that arise in the body, we search for a way to move with the attacker
that re-directs that hard grab and releases it into a fall or roll-out.
It's a path of nonresistance that will also take me out of harm's way.
In Aikido I've "won" if I succeed in finding that path.
Another point worth mentioning is that the two people practicing an
aikido technique take turns being thrown. The attacker, or uke, gets
thrown four times, then the nage ("the one who throws") becomes the
one who gets thrown. Then they change back again, alternating their
roles throughout the practice. So "winning" or "losing"isn't involved;
it's a matter of taking your turn, not competing.
There is growing scientific evidence that human beings are hard-wired
for cooperation as well as competition. To focus on only one aspect of
human interaction, namely competition, may unnecessarily keep us from
cultivating our innate talent for finding other ways to get along
together. Aikido can be a help in exploring more of our options. If
we give "winning" the highest value in all human encounters, we may
unintentionally close the door to that kind of exploration. Maybe
that is why the founder of Aikido, Morihei Ueshiba, firmly rejected
competition within and among Aikido dojos.
Q: How does the ranking system work?
A: At Suginami Aikikai adults start at seventh Kyu. They then work
their way up to first Kyu. Each test gets progressively more
challenging.
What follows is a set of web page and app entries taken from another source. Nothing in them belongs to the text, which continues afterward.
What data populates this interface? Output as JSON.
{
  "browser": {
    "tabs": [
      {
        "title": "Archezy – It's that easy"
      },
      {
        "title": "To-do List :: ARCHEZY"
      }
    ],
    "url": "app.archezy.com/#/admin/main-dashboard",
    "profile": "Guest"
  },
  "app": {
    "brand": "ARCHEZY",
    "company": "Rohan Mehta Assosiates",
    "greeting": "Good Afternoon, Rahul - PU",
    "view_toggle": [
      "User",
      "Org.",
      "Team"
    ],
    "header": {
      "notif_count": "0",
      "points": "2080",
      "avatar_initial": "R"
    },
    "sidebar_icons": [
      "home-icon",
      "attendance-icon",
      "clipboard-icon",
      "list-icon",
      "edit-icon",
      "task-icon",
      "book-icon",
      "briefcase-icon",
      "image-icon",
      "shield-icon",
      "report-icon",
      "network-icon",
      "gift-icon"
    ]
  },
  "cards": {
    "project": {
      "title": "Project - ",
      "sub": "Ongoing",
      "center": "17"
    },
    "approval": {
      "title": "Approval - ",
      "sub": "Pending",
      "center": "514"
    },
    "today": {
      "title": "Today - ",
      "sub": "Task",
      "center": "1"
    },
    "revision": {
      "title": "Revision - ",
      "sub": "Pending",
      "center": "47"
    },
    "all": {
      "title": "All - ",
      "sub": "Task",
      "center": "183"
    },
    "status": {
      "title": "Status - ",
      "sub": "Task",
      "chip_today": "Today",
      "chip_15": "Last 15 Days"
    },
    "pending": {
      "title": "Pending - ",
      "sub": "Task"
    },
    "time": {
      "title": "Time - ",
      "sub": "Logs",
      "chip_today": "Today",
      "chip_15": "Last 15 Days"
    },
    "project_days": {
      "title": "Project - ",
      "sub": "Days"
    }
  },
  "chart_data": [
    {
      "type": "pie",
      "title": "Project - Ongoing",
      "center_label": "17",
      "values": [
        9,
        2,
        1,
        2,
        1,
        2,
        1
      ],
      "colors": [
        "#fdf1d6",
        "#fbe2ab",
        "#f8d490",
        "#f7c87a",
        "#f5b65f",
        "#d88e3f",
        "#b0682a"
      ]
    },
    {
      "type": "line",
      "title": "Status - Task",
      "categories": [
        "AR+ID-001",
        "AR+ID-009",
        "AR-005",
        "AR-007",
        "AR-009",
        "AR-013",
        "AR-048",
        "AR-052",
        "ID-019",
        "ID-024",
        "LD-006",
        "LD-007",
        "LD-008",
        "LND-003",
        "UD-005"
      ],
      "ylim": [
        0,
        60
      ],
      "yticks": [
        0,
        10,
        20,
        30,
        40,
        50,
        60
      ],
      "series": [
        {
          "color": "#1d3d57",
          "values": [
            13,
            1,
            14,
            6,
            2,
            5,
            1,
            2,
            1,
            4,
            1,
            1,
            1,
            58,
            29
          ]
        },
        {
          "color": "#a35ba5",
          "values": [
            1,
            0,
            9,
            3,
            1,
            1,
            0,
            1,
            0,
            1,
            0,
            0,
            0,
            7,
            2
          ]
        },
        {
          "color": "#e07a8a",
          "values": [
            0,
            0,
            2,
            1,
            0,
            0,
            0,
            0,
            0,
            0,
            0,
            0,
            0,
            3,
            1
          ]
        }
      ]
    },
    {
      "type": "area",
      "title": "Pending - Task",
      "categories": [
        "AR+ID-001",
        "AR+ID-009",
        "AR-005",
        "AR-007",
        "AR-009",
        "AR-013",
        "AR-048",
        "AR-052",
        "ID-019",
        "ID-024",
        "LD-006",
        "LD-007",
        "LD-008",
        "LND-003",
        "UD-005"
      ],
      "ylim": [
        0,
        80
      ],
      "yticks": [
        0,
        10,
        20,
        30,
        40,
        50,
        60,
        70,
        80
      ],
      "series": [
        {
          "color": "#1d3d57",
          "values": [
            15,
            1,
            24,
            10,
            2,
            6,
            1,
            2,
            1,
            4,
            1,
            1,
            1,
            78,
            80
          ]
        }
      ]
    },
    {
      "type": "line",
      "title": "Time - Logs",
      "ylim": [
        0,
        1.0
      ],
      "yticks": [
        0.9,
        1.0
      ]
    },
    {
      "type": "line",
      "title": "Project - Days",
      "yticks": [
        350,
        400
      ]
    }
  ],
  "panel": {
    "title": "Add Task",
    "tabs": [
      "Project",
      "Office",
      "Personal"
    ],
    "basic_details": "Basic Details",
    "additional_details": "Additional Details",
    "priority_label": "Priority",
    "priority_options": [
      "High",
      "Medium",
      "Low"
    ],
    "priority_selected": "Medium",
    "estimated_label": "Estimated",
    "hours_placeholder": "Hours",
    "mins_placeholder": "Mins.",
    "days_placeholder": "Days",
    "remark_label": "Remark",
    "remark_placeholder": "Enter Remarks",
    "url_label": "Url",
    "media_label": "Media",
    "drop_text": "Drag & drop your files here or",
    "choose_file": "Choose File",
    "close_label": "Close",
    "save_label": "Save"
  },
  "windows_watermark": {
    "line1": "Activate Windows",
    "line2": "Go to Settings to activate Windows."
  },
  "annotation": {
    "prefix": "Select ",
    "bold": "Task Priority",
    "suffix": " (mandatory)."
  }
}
At our dojo, as in Japan, adults only wear white or
black belts. Children, on the other hand, wear colored belts to show their
Q: How long does it take to get a black belt?
A: Usually it takes three to five years to first-degree black belt.
If a student trains every day, he or she could get a black belt in three
years, but normally it takes four or five years.
Q: How many levels/degrees of black belt are there?
Q: At what age can my child begin Aikido?
A: The Aikido ranking system goes up to ten degrees of black belt. All
our black belt ranks are awarded directly from Kato Hiroshi Sensei,
through Hombu Dojo, Aikido's world headquarters in Tokyo. After the
founder passed away on April 26, 1969, no tenth degree black belts have
been awarded. **There are currently two living tenth dans
(Tohei Sensei and Abe Sensei), and one living ninth dan.
**the above information may not be acurate.
Kato Sensei is an 8th dan, his Hombu dojo
membership card is #6, James Friedman's is a 5th dan his card is around #64,000!!!!
A: The Kid's Aikido Program at Suginami Aikikai is geared to
children of 7 years or older. For 6 year olds, we would encourage
parent and child to observe a class first. If your child is interested,
we can then arrange to have him/her try a class for free. At the instructors discretion.
Q: How much does your Kids' Program cost?
A: Kids' dues are $80 per month for one class per week, $110 for two classes per week.
Q: Can I buy the uniform (gi) for my child from you?
A: Yes, we have high quality children's uniforms(gi) available for $50.
Q: What if I have more than one child. Do you offer any special
pricing for families?
A: Suginami Aikikai offers many discounts under our Family Plan.
The amount of discount varies according to how many children you wish to
enroll. We also offer discounts to adults in the Adults' Program that have
children in our Kids' Program.